_Given entries_:
# # #
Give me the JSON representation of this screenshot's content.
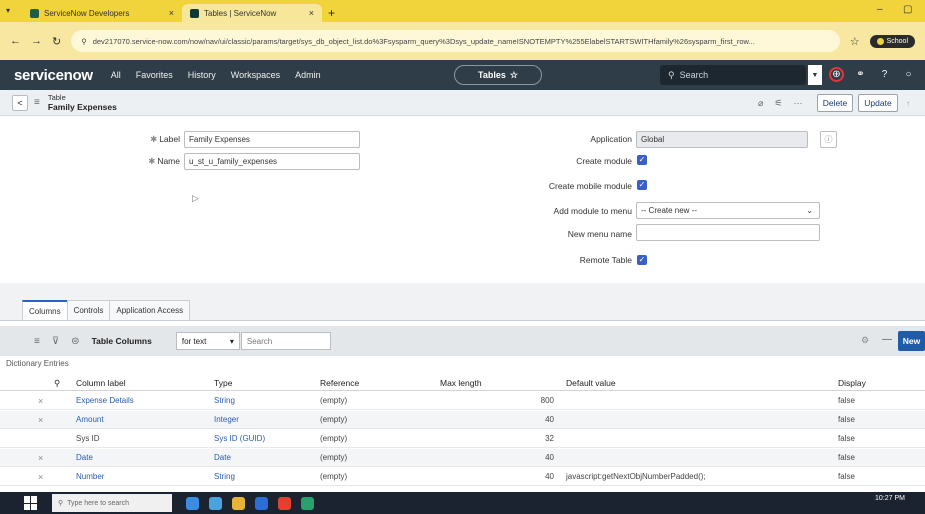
{
  "browser": {
    "tabs": [
      {
        "title": "ServiceNow Developers",
        "active": false
      },
      {
        "title": "Tables | ServiceNow",
        "active": true
      }
    ],
    "url": "dev217070.service-now.com/now/nav/ui/classic/params/target/sys_db_object_list.do%3Fsysparm_query%3Dsys_update_nameISNOTEMPTY%255ElabelSTARTSWITHfamily%26sysparm_first_row...",
    "profile_label": "School"
  },
  "header": {
    "logo": "servicenow",
    "nav": [
      "All",
      "Favorites",
      "History",
      "Workspaces",
      "Admin"
    ],
    "context_pill": "Tables",
    "search_placeholder": "Search"
  },
  "form_header": {
    "record_type": "Table",
    "record_name": "Family Expenses",
    "delete_label": "Delete",
    "update_label": "Update"
  },
  "form": {
    "label_label": "Label",
    "label_value": "Family Expenses",
    "name_label": "Name",
    "name_value": "u_st_u_family_expenses",
    "application_label": "Application",
    "application_value": "Global",
    "create_module_label": "Create module",
    "create_mobile_module_label": "Create mobile module",
    "add_module_label": "Add module to menu",
    "add_module_value": "-- Create new --",
    "new_menu_name_label": "New menu name",
    "new_menu_name_value": "",
    "remote_table_label": "Remote Table",
    "create_module_checked": true,
    "create_mobile_module_checked": true,
    "remote_table_checked": true
  },
  "related_tabs": [
    "Columns",
    "Controls",
    "Application Access"
  ],
  "list": {
    "title": "Table Columns",
    "search_field": "for text",
    "search_placeholder": "Search",
    "new_label": "New",
    "breadcrumb": "Dictionary Entries",
    "columns": [
      "Column label",
      "Type",
      "Reference",
      "Max length",
      "Default value",
      "Display"
    ],
    "rows": [
      {
        "deletable": true,
        "label": "Expense Details",
        "type": "String",
        "reference": "(empty)",
        "max_length": "800",
        "default": "",
        "display": "false"
      },
      {
        "deletable": true,
        "label": "Amount",
        "type": "Integer",
        "reference": "(empty)",
        "max_length": "40",
        "default": "",
        "display": "false"
      },
      {
        "deletable": false,
        "label": "Sys ID",
        "type": "Sys ID (GUID)",
        "reference": "(empty)",
        "max_length": "32",
        "default": "",
        "display": "false"
      },
      {
        "deletable": true,
        "label": "Date",
        "type": "Date",
        "reference": "(empty)",
        "max_length": "40",
        "default": "",
        "display": "false"
      },
      {
        "deletable": true,
        "label": "Number",
        "type": "String",
        "reference": "(empty)",
        "max_length": "40",
        "default": "javascript:getNextObjNumberPadded();",
        "display": "false"
      }
    ]
  },
  "taskbar": {
    "search_placeholder": "Type here to search",
    "time": "10:27 PM"
  },
  "colors": {
    "header_bg": "#2e3d48",
    "browser_bar": "#f1d33c",
    "link": "#2a5db0",
    "new_button": "#1f5ca8",
    "checkbox": "#3b5fc9"
  }
}
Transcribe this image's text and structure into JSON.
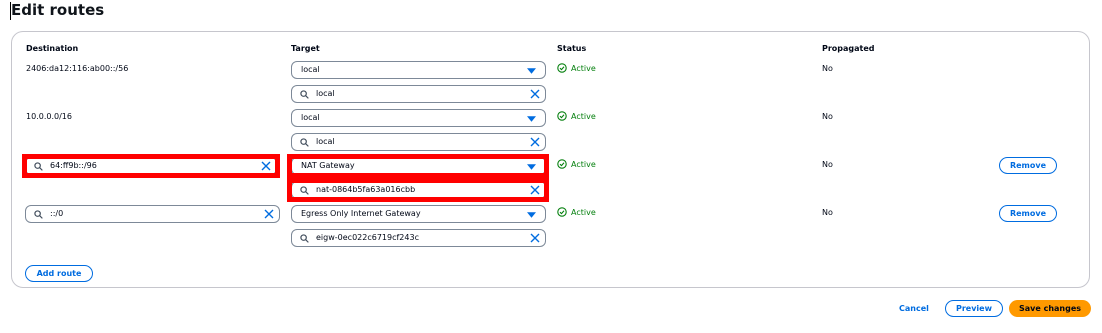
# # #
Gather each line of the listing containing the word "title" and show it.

        "title": "ServiceNow Developers",
        "title": "Tables | ServiceNow",
    "title": "Table Columns",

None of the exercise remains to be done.